The advertisements and media images play to the idea that men are supposed to be "all ready" the instant they get a flash of a breast. That, we feel, is UNHEALTHY! However, breasts are a part of our femininity as women, and men can be, and ARE drawn to the whole female. It is indeed the whole woman, the entire feminine being who kindles and fans the flame of sexual desire for men.
On this website we aim to fight back against this sad trend where breasts are "elevated" into objects of automatic "turn-on" for men. Keep in mind, though, that this is NOT men's fault, because they have been culturally conditioned to see breasts that way.
So let breasts be like legs, hips, neck, face, and all the other body parts of a female—part of the whole female (and it's the whole that is sexually attractive to men). Breasts tie in with maternity: they signal that the woman is mature, capable of bearing and nursing children. They also REMIND us of their precious life-giving part in child-rearing. Perhaps YOU yourself were once nourished by those magnificent organs!
Some people mention to us Song of Solomon, which mentions breasts in a sexual context. People say that proves breasts are supposed to be "sexual." Keep in mind Song of Solomon CLEARLY places breasts on the same level as other body parts, such as the teeth, neck, and hair. Think of breasts both as "ornaments" (pretty) and as "magnificent" (because of their function—the process of milk production and breastfeeding is QUITE intricate). Song of Solomon definitely gives the picture of the WHOLE FEMALE as being attractive... (including breasts) but it does not in any way show breasts as some focal "ogle" point.
The LESS women breastfeed, the LESS people get to see the real purpose of breasts. At the same time media everywhere touts the view of female breasts as sexual. That in turn makes it harder for women to breastfeed, since many of the reasons for not breastfeeding are linked to the sexualization of breasts.
So the less women breastfeed, the harder it becomes for women to breastfeed.
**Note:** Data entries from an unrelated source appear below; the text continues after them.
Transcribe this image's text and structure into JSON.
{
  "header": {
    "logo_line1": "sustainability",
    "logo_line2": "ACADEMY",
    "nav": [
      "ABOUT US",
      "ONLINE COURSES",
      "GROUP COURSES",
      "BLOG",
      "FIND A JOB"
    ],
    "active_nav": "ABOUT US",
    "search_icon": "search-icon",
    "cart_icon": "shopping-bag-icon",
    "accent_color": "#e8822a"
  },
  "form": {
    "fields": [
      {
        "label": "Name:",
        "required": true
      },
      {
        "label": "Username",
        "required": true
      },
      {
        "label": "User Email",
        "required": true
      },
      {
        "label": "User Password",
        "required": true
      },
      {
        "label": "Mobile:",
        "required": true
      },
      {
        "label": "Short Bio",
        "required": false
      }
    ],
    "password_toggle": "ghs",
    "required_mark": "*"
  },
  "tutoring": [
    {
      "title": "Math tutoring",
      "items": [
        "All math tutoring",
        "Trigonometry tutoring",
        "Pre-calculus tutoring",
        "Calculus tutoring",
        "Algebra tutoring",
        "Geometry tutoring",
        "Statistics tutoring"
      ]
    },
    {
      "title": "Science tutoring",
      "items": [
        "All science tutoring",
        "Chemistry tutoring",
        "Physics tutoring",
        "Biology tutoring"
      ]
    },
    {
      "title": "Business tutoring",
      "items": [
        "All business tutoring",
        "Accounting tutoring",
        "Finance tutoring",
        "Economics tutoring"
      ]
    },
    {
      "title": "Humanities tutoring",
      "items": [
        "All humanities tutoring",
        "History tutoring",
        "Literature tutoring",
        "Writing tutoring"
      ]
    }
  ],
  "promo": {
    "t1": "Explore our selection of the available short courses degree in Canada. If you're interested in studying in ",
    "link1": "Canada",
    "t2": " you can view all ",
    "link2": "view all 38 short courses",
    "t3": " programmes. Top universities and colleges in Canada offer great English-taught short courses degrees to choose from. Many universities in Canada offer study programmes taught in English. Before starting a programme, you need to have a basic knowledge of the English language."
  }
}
We have a cycle that self-promotes the view that the main purpose of female breasts is for something else than feeding babies!